Many years ago, I occasionally brought Holy Communion to a retired couple on Sunday mornings after Mass. They lived in one of those slapdash apartment complexes thrown up by developers to lure seniors away from the cold and snow to bask in the Florida sun. The man—in his late seventies, always cleanly dressed—was quite clearly a meticulous housekeeper. His wife, apparently the victim of a stroke, was wheelchair bound.
What struck me most about the wife is that she seemed unable to walk or talk, and didn’t appear to be mentally alert, even though she was often smiling. Her hair was always well groomed and she was inevitably clothed in a flowered house dress. As far as I could tell, the husband had no outside help, so he was not only in charge of the apartment, but was the sole primary caregiver for his wife. He fed and bathed her; got her to the bathroom and into bed at night; and, one presumes, got a neighbor to look in on her as he did necessary chores out of the apartment. It wasn’t clear to me that they had children or near relatives in the area.
In a casual conversation with the husband, I once said how much I admired him for the way he cared for the house and how beautifully he tended his wife. In a quiet voice, he remarked that he was sure his wife would have done the same for him were he the sick one.
“After all,” he said, “I really love her.”
That simple, conversational exchange has always stuck with me. I have often told the story of that couple to my students, even though it has been decades since all this happened. (I do not even remember their names.) The man’s devotion was a perfect example of that kind of love where eros had turned into agape. I imagine that early in their lives, from courtship to marriage and into maturity, their love was expressed physically in a wholesome sexual fashion. Now, in their declining years, he loved and cared for her, even though she could not even utter a thank you, much less tender him a kiss. This was a love that gave profound meaning to the vow “for better and worse, in sickness and health, until death do we part.”
That couple have long gone to their reward and I myself am inching toward their age. Their story is etched into my memory, even though I only knew them casually because—and this is almost a paradox—they represent a vivid example of both romance and utter self-giving. They loved each other not in some sentimental storybook fashion, but in the grit of everyday life with all of its demands, at times calling upon something close to heroism.
My students always listen respectfully to my anecdote, but find it hard to connect with the story’s poignancy. Why should they? They are young, sexual juices hum in their bodies, their complex mating dances drive their impulses, their notions of love are shaped by popular culture, and their belief in and/or search for love is real. If they are even contemplating marriage in the future, it is done so in the haze of romanticism. However, nobody should fault them for being young.
Nevertheless it is important to try to teach the young about the complexity of love. I have developed a little pedagogical exercise to get to them to see how demanding love can be. It comes in the form of a thought exercise. Answer this question: For what or whom would you give up your life?
Interestingly enough, while few mention their boyfriend or girlfriend, most reply that they would give up their lives for their parents or siblings. They recognize that their own lives are connected to and derive meaning from those who first gave them life and nurturance. That kind of love is not what most of popular culture thinks it is.

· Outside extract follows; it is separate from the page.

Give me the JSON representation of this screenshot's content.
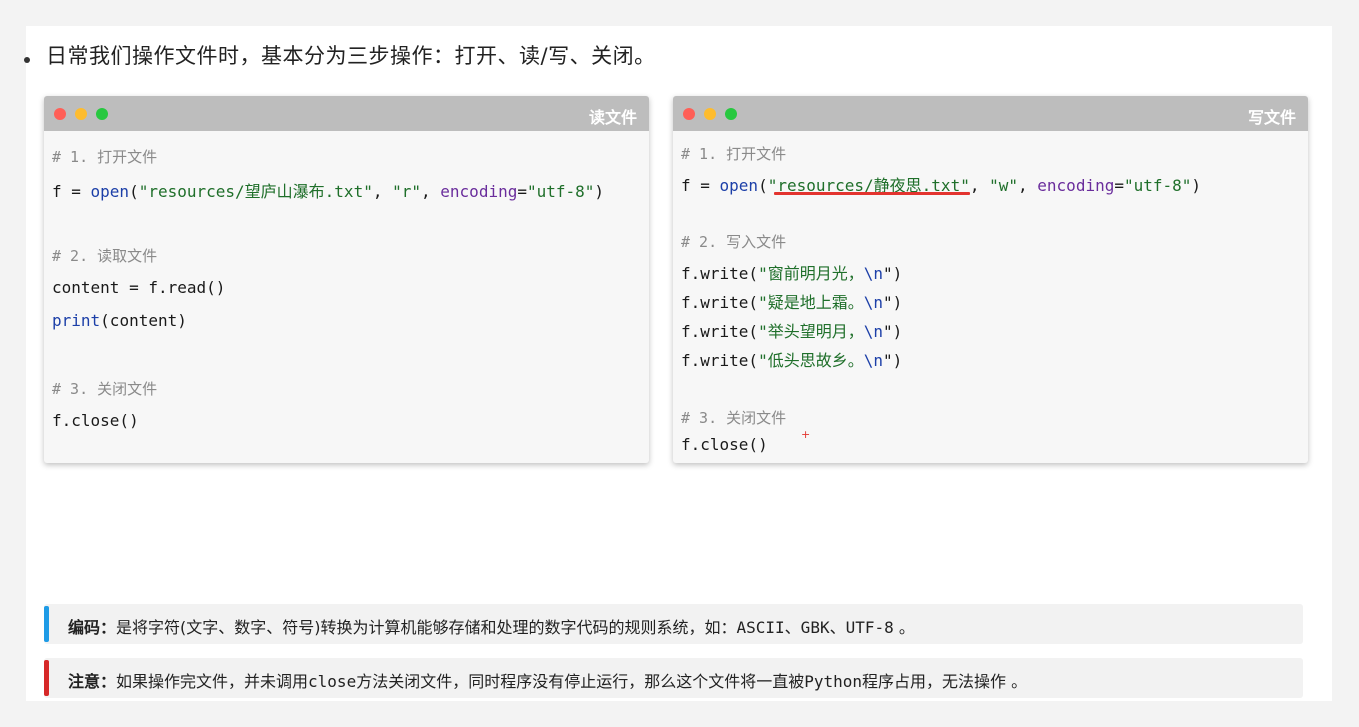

In one of the most powerful passages in the New Testament, Jesus says, “This is my commandment, that you love one another as I have loved you. Greater love has no one than this, that a man lay down his life for his friends” (John 15:12-13). Jesus, of course, will put that commandment in practice very shortly, when he, in fact, gives up his life for the whole world. The deepest meaning of life is found when, in an act of complete unselfishness, a person gives all for the love of another.
One does not have to search world literature or the recorded lives of the saints to find examples of such love. I found it decades ago in the modest example of an elderly man who showed such love for a spouse. Of course, it is not the only example I have seen over my somewhat sheltered life as an academic. It shines forth in the lives of those parents who have cared for a disabled child, or those families who also quietly sustain an elderly parent. It is transparent in the lives of religious who devote themselves with eagerness to serve the poor their entire lives. Love of that sort manifests itself more modestly in every gesture of the person who resists the self in order to serve the needs of others.
Such love of the other is intimately and inextricably bound up with the love of God. In a striking passage, St. John says flatly that anyone who says he loves God but hates his neighbor “is a liar.” How, John goes on to say, can you love God whom you cannot see when you cannot love a neighbor whom you can see? (I John 4:20).
The conclusion from this is startling: If you truly and deeply love another, you experience God, who is love.